━━━━━ Data to process ━━━━━
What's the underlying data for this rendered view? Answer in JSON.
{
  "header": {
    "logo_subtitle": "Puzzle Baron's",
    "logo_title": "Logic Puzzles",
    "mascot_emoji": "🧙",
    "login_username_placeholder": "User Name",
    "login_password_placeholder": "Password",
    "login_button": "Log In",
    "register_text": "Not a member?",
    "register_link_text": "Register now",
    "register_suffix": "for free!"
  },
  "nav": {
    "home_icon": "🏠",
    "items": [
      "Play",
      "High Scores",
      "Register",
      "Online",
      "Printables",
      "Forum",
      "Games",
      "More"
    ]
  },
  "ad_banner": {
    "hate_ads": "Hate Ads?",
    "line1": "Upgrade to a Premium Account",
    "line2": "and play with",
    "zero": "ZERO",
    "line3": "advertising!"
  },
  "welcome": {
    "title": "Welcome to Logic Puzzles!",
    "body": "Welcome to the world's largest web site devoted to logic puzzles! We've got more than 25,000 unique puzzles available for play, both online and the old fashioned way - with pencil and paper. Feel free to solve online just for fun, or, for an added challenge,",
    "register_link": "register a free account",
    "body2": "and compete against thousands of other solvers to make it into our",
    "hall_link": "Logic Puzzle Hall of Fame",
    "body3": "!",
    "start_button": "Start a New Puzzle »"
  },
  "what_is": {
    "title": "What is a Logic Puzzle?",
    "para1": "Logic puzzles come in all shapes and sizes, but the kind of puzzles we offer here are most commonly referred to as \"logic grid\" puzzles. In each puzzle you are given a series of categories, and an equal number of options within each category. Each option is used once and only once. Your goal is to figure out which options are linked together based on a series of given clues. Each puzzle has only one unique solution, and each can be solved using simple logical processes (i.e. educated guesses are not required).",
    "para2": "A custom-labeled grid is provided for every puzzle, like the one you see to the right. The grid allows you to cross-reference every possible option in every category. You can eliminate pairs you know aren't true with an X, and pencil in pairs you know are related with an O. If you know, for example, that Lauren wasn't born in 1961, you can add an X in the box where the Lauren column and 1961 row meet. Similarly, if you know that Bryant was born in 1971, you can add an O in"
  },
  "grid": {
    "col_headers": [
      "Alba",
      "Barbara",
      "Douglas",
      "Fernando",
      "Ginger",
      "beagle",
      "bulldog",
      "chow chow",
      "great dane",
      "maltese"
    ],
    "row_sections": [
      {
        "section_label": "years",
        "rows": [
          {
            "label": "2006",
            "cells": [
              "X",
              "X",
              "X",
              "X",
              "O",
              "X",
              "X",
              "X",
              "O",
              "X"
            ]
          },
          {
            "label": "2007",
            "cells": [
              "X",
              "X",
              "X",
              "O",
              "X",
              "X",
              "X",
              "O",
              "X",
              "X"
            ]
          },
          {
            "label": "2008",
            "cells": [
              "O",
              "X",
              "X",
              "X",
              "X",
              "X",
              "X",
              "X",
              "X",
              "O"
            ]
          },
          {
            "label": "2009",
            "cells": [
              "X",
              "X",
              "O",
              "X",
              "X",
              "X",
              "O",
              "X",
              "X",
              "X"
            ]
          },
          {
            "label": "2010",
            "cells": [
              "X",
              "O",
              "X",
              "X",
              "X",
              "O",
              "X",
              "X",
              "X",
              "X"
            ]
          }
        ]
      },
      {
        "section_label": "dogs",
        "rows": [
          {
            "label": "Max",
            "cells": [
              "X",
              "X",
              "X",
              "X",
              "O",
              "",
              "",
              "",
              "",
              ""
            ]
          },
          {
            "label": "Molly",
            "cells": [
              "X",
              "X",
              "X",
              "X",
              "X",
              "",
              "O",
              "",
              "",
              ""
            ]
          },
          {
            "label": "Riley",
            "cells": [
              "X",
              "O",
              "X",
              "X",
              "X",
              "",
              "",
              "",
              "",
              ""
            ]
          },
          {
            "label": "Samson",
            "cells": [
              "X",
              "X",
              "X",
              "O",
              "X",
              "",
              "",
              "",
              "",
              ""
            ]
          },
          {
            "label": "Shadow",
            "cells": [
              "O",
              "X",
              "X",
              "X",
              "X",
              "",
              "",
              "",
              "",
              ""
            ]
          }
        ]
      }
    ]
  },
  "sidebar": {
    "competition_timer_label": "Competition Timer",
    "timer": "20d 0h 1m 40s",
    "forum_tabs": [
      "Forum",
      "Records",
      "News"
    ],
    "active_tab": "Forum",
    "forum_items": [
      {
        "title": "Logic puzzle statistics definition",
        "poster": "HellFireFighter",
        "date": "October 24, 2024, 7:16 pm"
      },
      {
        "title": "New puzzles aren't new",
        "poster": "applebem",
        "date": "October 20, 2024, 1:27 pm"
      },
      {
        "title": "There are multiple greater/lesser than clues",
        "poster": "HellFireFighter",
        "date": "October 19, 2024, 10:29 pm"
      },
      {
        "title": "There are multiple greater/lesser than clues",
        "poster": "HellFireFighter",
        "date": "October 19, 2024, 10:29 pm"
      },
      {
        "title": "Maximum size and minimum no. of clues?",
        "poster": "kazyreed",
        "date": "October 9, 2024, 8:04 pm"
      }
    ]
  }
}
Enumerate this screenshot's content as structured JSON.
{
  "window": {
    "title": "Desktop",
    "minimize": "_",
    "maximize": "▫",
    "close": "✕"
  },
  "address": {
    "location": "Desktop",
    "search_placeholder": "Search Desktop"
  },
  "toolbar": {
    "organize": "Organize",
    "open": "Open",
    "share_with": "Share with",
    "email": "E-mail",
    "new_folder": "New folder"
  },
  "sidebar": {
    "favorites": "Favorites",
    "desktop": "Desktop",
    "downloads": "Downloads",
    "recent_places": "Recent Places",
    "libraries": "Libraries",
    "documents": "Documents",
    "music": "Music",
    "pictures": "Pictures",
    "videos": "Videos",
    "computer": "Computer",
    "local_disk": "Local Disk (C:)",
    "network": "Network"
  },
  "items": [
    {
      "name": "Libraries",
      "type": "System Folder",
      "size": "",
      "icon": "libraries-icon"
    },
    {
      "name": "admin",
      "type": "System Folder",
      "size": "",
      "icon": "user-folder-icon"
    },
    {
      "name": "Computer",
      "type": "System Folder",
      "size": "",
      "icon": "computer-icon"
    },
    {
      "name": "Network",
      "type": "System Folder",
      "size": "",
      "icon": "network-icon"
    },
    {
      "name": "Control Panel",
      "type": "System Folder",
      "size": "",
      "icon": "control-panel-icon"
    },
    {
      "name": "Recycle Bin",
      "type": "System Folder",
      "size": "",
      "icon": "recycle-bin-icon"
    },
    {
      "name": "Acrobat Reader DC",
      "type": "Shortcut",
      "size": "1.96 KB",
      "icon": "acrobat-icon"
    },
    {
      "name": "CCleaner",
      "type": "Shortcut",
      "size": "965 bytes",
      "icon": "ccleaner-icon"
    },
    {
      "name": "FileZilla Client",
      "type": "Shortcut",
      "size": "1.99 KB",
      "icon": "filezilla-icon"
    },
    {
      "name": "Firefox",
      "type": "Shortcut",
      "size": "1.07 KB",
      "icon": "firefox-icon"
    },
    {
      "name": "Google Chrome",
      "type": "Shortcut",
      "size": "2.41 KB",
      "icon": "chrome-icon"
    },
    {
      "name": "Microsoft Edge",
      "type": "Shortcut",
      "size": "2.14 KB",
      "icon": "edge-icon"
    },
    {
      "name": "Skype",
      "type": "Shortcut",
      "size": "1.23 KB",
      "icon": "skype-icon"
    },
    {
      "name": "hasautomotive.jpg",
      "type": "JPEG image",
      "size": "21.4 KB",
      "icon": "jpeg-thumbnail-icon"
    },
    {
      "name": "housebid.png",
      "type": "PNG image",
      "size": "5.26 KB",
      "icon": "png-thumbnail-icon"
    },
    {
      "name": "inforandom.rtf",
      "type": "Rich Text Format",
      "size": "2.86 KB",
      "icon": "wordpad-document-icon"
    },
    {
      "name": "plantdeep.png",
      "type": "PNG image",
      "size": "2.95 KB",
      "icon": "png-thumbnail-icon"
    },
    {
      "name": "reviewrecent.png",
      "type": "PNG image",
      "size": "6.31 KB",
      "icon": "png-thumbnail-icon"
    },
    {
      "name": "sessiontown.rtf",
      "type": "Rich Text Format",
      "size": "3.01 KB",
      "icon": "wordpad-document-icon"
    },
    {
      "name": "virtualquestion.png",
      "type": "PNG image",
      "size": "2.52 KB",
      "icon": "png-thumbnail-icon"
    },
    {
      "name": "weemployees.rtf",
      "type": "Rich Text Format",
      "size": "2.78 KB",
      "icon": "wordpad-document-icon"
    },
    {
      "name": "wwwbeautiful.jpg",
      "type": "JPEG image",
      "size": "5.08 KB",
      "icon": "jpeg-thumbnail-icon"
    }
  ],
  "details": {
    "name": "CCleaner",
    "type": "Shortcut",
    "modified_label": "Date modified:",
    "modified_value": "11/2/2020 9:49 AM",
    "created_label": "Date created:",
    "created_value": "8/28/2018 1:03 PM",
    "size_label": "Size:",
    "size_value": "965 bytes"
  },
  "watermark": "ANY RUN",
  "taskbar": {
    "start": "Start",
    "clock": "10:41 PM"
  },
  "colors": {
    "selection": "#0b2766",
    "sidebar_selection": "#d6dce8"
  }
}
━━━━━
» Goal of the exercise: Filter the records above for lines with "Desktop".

» Problem solution:
    "title": "Desktop",
    "location": "Desktop",
    "search_placeholder": "Search Desktop"
    "desktop": "Desktop",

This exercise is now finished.